Seeking Out Help When Necessary

Engaging pregnant addicts in treatment is still a challenge. Pregnant substance users with heavier substance use, more psychopathology and involvement in the legal system were more willing to engage in a comprehensive substance abuse day treatment than were women with fewer needs.

Typically severity of addiction and psychiatric issues are associated with early termination of treatment. In a review of 38 studies of substance abuse treatment for pregnant women, found to have higher positive outcomes when associated with the provision of child care, prenatal care, mental health services, a focus on women’s issues, and women-only admissions and comprehensive treatment [7].

Other positive factors included parenting skills, family interventions, home visits during pregnancy to help prepare addicted women for parenting responsibilities, and parenting training.
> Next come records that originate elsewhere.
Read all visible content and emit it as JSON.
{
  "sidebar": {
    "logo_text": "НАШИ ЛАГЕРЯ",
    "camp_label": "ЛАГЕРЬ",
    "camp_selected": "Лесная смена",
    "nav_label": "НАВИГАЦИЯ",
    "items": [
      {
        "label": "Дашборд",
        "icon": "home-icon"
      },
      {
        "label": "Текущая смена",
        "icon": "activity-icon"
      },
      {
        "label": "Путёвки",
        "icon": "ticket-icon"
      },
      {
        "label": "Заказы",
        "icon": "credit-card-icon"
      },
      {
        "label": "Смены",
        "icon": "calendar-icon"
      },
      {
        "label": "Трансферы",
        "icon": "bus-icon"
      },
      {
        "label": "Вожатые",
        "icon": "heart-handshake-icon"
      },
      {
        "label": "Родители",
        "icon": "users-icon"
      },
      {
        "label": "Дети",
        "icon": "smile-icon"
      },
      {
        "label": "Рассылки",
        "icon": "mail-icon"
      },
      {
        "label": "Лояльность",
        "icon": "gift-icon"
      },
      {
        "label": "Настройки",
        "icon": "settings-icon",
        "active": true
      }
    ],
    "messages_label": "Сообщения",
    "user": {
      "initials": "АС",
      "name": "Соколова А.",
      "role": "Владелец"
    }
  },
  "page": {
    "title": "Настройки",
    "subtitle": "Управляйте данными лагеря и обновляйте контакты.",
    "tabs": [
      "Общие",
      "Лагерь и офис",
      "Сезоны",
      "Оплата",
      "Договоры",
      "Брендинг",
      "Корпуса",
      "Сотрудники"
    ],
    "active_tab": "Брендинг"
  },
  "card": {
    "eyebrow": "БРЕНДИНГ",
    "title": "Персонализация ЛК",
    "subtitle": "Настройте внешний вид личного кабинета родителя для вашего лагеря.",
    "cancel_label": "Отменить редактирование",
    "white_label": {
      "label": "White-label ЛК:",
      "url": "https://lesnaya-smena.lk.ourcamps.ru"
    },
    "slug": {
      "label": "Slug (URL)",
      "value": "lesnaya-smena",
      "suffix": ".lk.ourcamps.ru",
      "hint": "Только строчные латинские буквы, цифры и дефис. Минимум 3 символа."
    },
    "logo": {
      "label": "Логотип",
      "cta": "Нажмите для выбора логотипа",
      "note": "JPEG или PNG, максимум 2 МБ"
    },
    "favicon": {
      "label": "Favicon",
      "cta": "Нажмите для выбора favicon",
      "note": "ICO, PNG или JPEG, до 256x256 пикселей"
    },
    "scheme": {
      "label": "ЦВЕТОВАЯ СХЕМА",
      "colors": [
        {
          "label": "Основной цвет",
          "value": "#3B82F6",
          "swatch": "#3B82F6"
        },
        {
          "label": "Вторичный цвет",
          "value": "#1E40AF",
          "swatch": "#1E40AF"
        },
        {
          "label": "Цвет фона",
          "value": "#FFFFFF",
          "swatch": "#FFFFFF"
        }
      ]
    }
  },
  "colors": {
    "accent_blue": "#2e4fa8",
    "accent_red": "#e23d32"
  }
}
Resources for Pregnant Women Facing Addiction also include motivational interviewing and computer-based motivational interventions, and focusing on the emotional aspects of the mother-child relationship. Motivational interviewing is increasing the motivation for change through empathy, collaboration and setting goals for change [7].

Research shows that women who are more compliant with motivational interview and behavioral incentives delivered higher weight babies and had higher rates of negative drug screens even if not drug abstinent. With motivational interviewing, pregnant patients need more intervention to keep appointments and had lower participation rates than non-addicts [7].

Computer based motivational intervention programs are those that give feedback on the negative consequences of drug use, benefits to not using substances, and a summary related to the individual’s motivation to change [7].

Pregnant woman by the oceanThe emotional aspect of the mother-child relationship and help mothers understand their child developmental and psychological needs by increasing the parent’s ability to identify and appreciate the impact of their own internal states have on the ways the person perceives and interacts with their child [7].

This approach has been shown to reduce parenting stress and maternal depression and increase mothers knowledge for caring for their child.

Community Discussion – Share your thoughts here!

What treatment resources would benefit treatment for an addiction for pregnant women?

Image of Libby Lyons and familyAbout the Author: Libby Lyons, MSW, LCSW, CEDS, is a Certified Eating Disorder Specialist (CEDS) who works with individuals and families in the area of eating disorders. Mrs. Lyons works in the metropolitan St. Louis area and has been practicing in the field for 11 years. Libby is also trained in Family Based Therapy (FBT) to work with children-young adults to treat eating disorders. Mrs. Lyons has prior experience working with the United States Air Force, Saint Louis University, Operating Officer of a Private Practice, and currently works with both Saint Louis Behavioral Medicine Institute within their Eating Disorders Program and Fontbonne University



The opinions and views of our guest contributors are shared to provide a broad perspective of addictions. These are not necessarily the views of Addiction Hope, but an effort to offer discussion of various issues by different concerned individuals.

We at Addiction Hope understand that addictions result from a combination of environmental and genetic factors. If you or a loved one are suffering from an addiction, please know that there is hope for you, and seek immediate professional help.

Reviewed By: Jacquelyn Ekern, MS, LPC on January 18, 2017.
Published on

About Jacquelyn Ekern, MS, LPC

Jacquelyn Ekern founded Addiction Hope in January, 2013, after experiencing years of inquiries for addiction help by visitors to our well regarded sister site, Eating Disorder Hope. Many of the eating disorder sufferers that contact Eating Disorder Hope also had a co-occurring issue of addiction to alcohol, drugs, and process addictions.